::: Given information

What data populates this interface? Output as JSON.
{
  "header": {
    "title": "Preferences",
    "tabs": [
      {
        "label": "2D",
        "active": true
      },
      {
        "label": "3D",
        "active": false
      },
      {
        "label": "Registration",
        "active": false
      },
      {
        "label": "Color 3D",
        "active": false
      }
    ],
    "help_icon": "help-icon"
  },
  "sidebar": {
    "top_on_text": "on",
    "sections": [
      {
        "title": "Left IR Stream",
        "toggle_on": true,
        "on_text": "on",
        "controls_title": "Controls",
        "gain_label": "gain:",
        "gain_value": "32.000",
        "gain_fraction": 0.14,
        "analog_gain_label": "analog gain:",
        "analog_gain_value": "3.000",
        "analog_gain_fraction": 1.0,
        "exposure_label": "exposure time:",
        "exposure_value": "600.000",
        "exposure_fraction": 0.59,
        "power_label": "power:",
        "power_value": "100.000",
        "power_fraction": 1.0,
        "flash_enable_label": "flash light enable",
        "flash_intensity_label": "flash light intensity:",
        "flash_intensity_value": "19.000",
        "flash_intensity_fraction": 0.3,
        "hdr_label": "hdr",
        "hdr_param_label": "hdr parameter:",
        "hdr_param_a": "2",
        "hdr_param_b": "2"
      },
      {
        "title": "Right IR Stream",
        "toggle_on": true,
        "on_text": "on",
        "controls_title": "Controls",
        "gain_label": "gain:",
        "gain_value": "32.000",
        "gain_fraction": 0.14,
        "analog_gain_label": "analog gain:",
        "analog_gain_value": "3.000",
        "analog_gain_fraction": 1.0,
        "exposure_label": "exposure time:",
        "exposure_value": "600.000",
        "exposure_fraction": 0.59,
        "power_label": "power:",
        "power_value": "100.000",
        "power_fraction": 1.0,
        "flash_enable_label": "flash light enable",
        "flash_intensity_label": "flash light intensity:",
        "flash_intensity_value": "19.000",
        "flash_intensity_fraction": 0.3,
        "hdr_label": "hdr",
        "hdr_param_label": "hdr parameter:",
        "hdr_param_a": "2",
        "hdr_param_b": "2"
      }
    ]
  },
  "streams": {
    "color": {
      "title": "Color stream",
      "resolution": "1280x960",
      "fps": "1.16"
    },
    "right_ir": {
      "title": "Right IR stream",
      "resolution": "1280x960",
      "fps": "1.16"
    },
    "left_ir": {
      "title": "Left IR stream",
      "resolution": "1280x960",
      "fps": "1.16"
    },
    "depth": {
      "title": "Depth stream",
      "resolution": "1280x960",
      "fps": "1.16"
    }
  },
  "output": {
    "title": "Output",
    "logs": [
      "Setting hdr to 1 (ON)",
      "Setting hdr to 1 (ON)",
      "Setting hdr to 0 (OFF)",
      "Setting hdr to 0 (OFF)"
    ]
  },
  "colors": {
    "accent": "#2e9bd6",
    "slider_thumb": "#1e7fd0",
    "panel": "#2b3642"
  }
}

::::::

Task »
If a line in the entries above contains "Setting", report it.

Exercise response »
      "Setting hdr to 1 (ON)",
      "Setting hdr to 1 (ON)",
      "Setting hdr to 0 (OFF)",
      "Setting hdr to 0 (OFF)"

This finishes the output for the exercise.